(Editor’s note: Written by Richard N. Haass, the president on the Council on Foreign Relations, this article addresses the very recent news of the capture of Tripoli and what Libya needs to do next.)
Events in Libya have reached the proverbial beginning of the end, but as is often the case, the truth is that it is closer to the end of the beginning. It is only a matter of time, and quite little time at that, before what is left of Colonel Muammer Gaddafi’s era ends. Four decades after it was established, some six months after the world community decided that Col Gaddafi had to go, the regime is crumbling. Defections are multiplying, the favoured son is now in custody, and the rebels are at the gates of the capital Tripoli.
It has been difficult reaching this juncture, but now the truly hard part begins. It is one thing to kill the king and oust the ancient regime, something very different and much more difficult to put something better and lasting in its place. The rebels – in effect a disparate mix (coalition would suggest something more structured than is the case) of individuals and groups, from former regime loyalists to liberal secularists to Islamists – have little in common beyond their opposition to the continued rule of Libya’s first family. Now that this goal is about to be realised, their disagreements could well take centre stage.
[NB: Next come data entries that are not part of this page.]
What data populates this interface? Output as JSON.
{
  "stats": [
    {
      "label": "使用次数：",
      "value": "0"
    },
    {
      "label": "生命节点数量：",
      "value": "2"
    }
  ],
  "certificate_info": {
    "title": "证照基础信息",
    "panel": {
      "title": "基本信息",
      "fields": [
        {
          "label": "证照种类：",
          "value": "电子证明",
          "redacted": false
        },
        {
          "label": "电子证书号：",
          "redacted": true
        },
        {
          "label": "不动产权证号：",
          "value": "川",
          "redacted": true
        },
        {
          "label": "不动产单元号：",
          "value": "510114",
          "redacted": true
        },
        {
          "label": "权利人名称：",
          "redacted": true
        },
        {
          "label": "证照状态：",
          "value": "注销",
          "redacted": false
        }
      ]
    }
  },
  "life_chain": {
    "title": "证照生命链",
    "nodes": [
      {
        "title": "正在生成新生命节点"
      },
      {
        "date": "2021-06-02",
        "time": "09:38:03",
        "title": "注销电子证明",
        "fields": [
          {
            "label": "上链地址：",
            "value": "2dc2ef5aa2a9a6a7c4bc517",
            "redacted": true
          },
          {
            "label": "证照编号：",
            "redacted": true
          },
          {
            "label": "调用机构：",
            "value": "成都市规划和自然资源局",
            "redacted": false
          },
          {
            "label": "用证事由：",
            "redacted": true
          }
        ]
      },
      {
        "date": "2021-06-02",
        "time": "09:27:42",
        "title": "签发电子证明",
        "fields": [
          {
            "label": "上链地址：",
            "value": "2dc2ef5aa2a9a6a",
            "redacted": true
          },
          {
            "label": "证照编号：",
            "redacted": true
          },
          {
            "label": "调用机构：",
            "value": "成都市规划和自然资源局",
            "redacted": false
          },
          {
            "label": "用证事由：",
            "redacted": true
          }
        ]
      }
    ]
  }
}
Read the rest of this article on the website of the Council on Foreign Relations.